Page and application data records

· · · · · · ·

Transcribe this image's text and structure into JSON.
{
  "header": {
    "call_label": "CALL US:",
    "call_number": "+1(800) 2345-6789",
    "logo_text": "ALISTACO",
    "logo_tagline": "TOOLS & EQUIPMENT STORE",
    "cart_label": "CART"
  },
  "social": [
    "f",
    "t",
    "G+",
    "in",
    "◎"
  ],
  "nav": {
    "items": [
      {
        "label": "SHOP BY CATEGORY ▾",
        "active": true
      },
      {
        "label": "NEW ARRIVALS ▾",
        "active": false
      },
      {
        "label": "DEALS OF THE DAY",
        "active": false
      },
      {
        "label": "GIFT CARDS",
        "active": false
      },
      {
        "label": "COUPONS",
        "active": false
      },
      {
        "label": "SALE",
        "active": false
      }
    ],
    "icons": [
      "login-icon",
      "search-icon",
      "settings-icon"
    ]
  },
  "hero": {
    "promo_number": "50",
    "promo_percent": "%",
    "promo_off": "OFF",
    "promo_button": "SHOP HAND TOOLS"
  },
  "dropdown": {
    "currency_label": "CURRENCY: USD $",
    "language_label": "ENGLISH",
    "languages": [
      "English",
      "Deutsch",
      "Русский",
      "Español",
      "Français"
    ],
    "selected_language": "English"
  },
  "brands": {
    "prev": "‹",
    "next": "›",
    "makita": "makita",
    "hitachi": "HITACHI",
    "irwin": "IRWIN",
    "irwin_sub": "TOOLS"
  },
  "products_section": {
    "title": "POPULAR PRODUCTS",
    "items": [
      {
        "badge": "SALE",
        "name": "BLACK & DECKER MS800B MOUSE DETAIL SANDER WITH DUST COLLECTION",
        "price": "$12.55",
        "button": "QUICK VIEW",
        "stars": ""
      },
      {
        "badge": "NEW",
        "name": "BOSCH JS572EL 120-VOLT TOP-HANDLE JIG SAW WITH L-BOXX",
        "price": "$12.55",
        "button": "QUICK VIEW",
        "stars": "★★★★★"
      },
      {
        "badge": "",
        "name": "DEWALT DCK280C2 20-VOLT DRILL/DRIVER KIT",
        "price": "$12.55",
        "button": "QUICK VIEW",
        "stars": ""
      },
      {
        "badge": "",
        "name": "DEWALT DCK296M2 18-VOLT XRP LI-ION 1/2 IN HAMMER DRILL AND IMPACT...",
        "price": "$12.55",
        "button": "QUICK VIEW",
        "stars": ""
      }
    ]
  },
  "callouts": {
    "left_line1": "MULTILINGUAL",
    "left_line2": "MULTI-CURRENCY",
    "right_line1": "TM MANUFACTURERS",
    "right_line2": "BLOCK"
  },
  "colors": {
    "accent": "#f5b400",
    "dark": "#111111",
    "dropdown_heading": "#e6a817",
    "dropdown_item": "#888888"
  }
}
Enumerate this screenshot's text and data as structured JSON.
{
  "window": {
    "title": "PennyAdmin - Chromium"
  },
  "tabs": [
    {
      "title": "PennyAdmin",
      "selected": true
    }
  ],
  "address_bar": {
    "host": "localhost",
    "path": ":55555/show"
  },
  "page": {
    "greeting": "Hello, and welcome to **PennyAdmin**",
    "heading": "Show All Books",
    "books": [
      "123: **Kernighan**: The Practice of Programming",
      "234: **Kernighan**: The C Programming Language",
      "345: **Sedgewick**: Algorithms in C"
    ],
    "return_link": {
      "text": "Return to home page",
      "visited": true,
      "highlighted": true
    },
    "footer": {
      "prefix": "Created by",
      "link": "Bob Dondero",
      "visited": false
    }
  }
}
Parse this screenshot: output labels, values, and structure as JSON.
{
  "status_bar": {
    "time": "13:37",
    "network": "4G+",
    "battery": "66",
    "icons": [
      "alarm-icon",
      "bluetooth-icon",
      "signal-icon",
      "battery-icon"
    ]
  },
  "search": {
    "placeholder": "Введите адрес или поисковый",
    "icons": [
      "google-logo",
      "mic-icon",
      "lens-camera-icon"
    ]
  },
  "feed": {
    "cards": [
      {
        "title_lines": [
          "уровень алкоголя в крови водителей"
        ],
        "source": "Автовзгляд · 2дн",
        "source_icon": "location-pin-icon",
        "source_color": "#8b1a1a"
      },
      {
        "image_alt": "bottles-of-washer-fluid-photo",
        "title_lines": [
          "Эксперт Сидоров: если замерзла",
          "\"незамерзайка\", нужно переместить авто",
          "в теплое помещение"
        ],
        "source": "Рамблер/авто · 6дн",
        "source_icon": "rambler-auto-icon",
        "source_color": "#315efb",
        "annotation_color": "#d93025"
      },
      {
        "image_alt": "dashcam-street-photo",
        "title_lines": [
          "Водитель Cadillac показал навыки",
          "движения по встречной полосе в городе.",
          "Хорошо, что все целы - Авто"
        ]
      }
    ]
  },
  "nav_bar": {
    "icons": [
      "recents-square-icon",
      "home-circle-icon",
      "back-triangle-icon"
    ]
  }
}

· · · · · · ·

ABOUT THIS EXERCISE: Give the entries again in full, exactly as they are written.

RESULT OF THE TASK:
Transcribe this image's text and structure into JSON.
{
  "header": {
    "call_label": "CALL US:",
    "call_number": "+1(800) 2345-6789",
    "logo_text": "ALISTACO",
    "logo_tagline": "TOOLS & EQUIPMENT STORE",
    "cart_label": "CART"
  },
  "social": [
    "f",
    "t",
    "G+",
    "in",
    "◎"
  ],
  "nav": {
    "items": [
      {
        "label": "SHOP BY CATEGORY ▾",
        "active": true
      },
      {
        "label": "NEW ARRIVALS ▾",
        "active": false
      },
      {
        "label": "DEALS OF THE DAY",
        "active": false
      },
      {
        "label": "GIFT CARDS",
        "active": false
      },
      {
        "label": "COUPONS",
        "active": false
      },
      {
        "label": "SALE",
        "active": false
      }
    ],
    "icons": [
      "login-icon",
      "search-icon",
      "settings-icon"
    ]
  },
  "hero": {
    "promo_number": "50",
    "promo_percent": "%",
    "promo_off": "OFF",
    "promo_button": "SHOP HAND TOOLS"
  },
  "dropdown": {
    "currency_label": "CURRENCY: USD $",
    "language_label": "ENGLISH",
    "languages": [
      "English",
      "Deutsch",
      "Русский",
      "Español",
      "Français"
    ],
    "selected_language": "English"
  },
  "brands": {
    "prev": "‹",
    "next": "›",
    "makita": "makita",
    "hitachi": "HITACHI",
    "irwin": "IRWIN",
    "irwin_sub": "TOOLS"
  },
  "products_section": {
    "title": "POPULAR PRODUCTS",
    "items": [
      {
        "badge": "SALE",
        "name": "BLACK & DECKER MS800B MOUSE DETAIL SANDER WITH DUST COLLECTION",
        "price": "$12.55",
        "button": "QUICK VIEW",
        "stars": ""
      },
      {
        "badge": "NEW",
        "name": "BOSCH JS572EL 120-VOLT TOP-HANDLE JIG SAW WITH L-BOXX",
        "price": "$12.55",
        "button": "QUICK VIEW",
        "stars": "★★★★★"
      },
      {
        "badge": "",
        "name": "DEWALT DCK280C2 20-VOLT DRILL/DRIVER KIT",
        "price": "$12.55",
        "button": "QUICK VIEW",
        "stars": ""
      },
      {
        "badge": "",
        "name": "DEWALT DCK296M2 18-VOLT XRP LI-ION 1/2 IN HAMMER DRILL AND IMPACT...",
        "price": "$12.55",
        "button": "QUICK VIEW",
        "stars": ""
      }
    ]
  },
  "callouts": {
    "left_line1": "MULTILINGUAL",
    "left_line2": "MULTI-CURRENCY",
    "right_line1": "TM MANUFACTURERS",
    "right_line2": "BLOCK"
  },
  "colors": {
    "accent": "#f5b400",
    "dark": "#111111",
    "dropdown_heading": "#e6a817",
    "dropdown_item": "#888888"
  }
}
Enumerate this screenshot's text and data as structured JSON.
{
  "window": {
    "title": "PennyAdmin - Chromium"
  },
  "tabs": [
    {
      "title": "PennyAdmin",
      "selected": true
    }
  ],
  "address_bar": {
    "host": "localhost",
    "path": ":55555/show"
  },
  "page": {
    "greeting": "Hello, and welcome to **PennyAdmin**",
    "heading": "Show All Books",
    "books": [
      "123: **Kernighan**: The Practice of Programming",
      "234: **Kernighan**: The C Programming Language",
      "345: **Sedgewick**: Algorithms in C"
    ],
    "return_link": {
      "text": "Return to home page",
      "visited": true,
      "highlighted": true
    },
    "footer": {
      "prefix": "Created by",
      "link": "Bob Dondero",
      "visited": false
    }
  }
}
Parse this screenshot: output labels, values, and structure as JSON.
{
  "status_bar": {
    "time": "13:37",
    "network": "4G+",
    "battery": "66",
    "icons": [
      "alarm-icon",
      "bluetooth-icon",
      "signal-icon",
      "battery-icon"
    ]
  },
  "search": {
    "placeholder": "Введите адрес или поисковый",
    "icons": [
      "google-logo",
      "mic-icon",
      "lens-camera-icon"
    ]
  },
  "feed": {
    "cards": [
      {
        "title_lines": [
          "уровень алкоголя в крови водителей"
        ],
        "source": "Автовзгляд · 2дн",
        "source_icon": "location-pin-icon",
        "source_color": "#8b1a1a"
      },
      {
        "image_alt": "bottles-of-washer-fluid-photo",
        "title_lines": [
          "Эксперт Сидоров: если замерзла",
          "\"незамерзайка\", нужно переместить авто",
          "в теплое помещение"
        ],
        "source": "Рамблер/авто · 6дн",
        "source_icon": "rambler-auto-icon",
        "source_color": "#315efb",
        "annotation_color": "#d93025"
      },
      {
        "image_alt": "dashcam-street-photo",
        "title_lines": [
          "Водитель Cadillac показал навыки",
          "движения по встречной полосе в городе.",
          "Хорошо, что все целы - Авто"
        ]
      }
    ]
  },
  "nav_bar": {
    "icons": [
      "recents-square-icon",
      "home-circle-icon",
      "back-triangle-icon"
    ]
  }
}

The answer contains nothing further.